"TVR" - Top View Ranchu.
"BBR" (or "Kurokos") - Black Baby Ranchu.
"CBR" - Coloured baby Ranchu.

"Tosai" - Ranchu in its first year.
"Nisai" - Ranchu in its second year.
"Oya" - Ranchu in it's third year.

A picture will best help describe other terms associated with the features of the Japanese Ranchu observed from above:
Japanese ranchu characteristics and terminology


1. Caudal Peduncle.
2. Tail Shoulders (or "Oshia") -Where tail begins to bend back and down.
3. Tail Tips (or "Osaki")
4. Bracelet (or "Oza") - Small scales around base of peduncle.
5. Tail core (or "Oshin") - Central line of tail to the split.
6. Funtan - Headgrowth protruding forward from beneath the eyes
7. Hood or Wen. - Head growth.

Though theses are important areas when developing high quality ranchu, it is by no means a complete checklist. Above all, a ranchu must be well balanced, powerful and swim beautifully!



Saturday, 24 November 2012

Ranchu Parasite Update

More thorough scrapes today have confirmed my fears and shown Costia on my Ranchu.

Fortunately, I had only recently started treating the pond with a Formalin and Malachite Green anti parasite treatment so my Ranchu have been returned to endure the treatment. Several hours in and everything appears to be normal. All fish active, breathing well and looking for food. Let's hope that the previous Gill Flukes and Costia have not caused to much damage to the gills and the fish can cope with the course of treatment.
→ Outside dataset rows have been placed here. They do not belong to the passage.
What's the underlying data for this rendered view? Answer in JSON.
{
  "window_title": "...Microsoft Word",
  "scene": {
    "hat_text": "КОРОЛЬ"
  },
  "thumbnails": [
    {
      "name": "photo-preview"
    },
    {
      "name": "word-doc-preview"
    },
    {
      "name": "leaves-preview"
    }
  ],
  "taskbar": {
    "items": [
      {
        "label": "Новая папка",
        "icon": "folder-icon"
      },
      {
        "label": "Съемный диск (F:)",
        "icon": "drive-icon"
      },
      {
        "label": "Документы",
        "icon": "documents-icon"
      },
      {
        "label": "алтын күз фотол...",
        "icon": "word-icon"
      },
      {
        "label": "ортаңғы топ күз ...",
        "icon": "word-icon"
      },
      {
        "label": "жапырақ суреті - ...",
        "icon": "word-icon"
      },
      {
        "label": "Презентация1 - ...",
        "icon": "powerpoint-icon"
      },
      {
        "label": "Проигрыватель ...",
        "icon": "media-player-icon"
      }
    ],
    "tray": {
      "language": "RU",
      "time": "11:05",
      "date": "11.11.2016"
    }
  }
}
I have researched a lot and read many conflicting recommendations regarding the preferred treatment for Ranchu, these included baths in salt upto 20g per litre, Potassium Permanganate, and Formalin and Malachite treatments all appearing to have varying results. Having some immediately available, and in an attempt to treat the issue as soon as possible, i've gone with the F&MG treatment.

A couple of tips that may be useful that i have discovered whilst using the microscope:

Thursday, 22 November 2012

Ranchu Parasites

Having become somewhat obsessed with my new microscope, I have been inspecting many samples from the pond and the Ranchu in recent days.

The first issue identified clearly on the Ranchu were flukes. Both skin and gill flukes were identified following scrapes and a straight forward Praziquantel course of treatment appears to have successfully removed them.

Thursday, 15 November 2012

Preparing Ranchu for Winter

The weather here in the UK is beginning to become much more winter like, with a number of good frosts on the ground in recent mornings. Within the next couple of days I will begin reducing the temperature in my ranchu pond steadily over a period of a few weeks until they reach the desired temperature (<8 Degrees C ) that I shall keep them at over winter. I do not intend to feed my ranchu or carry out any water changes once the pond is at the desired winter temperature. I also intend to keep the pond at this temperature for several weeks although the fish will obviously be observed regularly.

Saturday, 3 November 2012

All Japan Ranchu Show 2012 Results (AJRS)

Today the results of this years All Japan Ranchu Show 2012 have been published providing a great opportunity to admire and study the best Ranchu entered this year. Inspiring stuff.

Results along with fantastic pictures of the event and the fish can be found at http://nichiran.net

Friday, 2 November 2012

Another day, another water change

Today was water change day which currently takes more time than id like. The fish are currently in a temporary 6 x 4 indoor pond. 100% water changes are carried out every 3 - 5 days dependant on the condition of the pond and the activity levels of the Tosai.

Thursday, 1 November 2012

My Journey Begins

Welcome fellow Ranchu enthusiast! Having found yourself here I assume that you are becoming or have become as obsessed with Ranchu as I have. Fear not, you are not alone...

You join me at the beginning of what I expect to be a long and challenging journey. My hopes are to keep, breed, groom and show Ranchu, self bred here in the UK to traditional standards using traditional methods more commonly associated with Japan and the East. I intend to blog about my adventures regularly and hope that my ramblings may provide some useful information for anyone interested in the Ranchu culture.